In 1759, unfortunately, King Charles decided to bring the manufacture and all its workers and artists with him to Madrid, where it stopped its production in 1808. But in Naples the Capodimonte manufacture never stopped its production.
The Royal Manufacture of King Ferdinand
In fact in 1771 Ferdinand IV decided to reopen the manufacture, first in the Royal Palace of Portici and then in the Royal Palace of Naples.
This was the startup of the Royal Manufacture of King Ferdinand, whose porcelains were marked with a letter “N”, blue in colour and topped by a crown. Its production had three artistic periods: a first period, from 1773 to 1780, under the artistic lead of the painter and sculptor Francesco Celebrano; a second period, from 1780 to 1799 (year of the French invasion), the best period, when all Neapolitan arts flourished and the porcelains triumphed; and a last and third period from 1800 to 1806, the year in which Giuseppe Bonaparte came to Naples and the Royal Manufacture definitely stopped its activities.
With the coming of Dominio Venuti in 1780, the production received a boost due to his artistic supervision that produced particularly impressive works: important dinner services inspired to paintings, bronze pieces refined with porcelain flowers, vases and sculptures, dressing tables with polychrome decorations showing statuettes, cupids, birds, flowers, and useful pieces of furniture such as wall panels, ceilings or floors, columns or lamps.

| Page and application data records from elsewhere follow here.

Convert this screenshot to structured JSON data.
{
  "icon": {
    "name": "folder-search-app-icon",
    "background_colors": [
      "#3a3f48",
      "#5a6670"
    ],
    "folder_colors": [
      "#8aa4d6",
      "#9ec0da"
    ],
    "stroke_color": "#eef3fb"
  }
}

In the subsequent decades, however, the various artisans kept – and still keep – this tradition alive and continued along the path marked out by the Bourbons.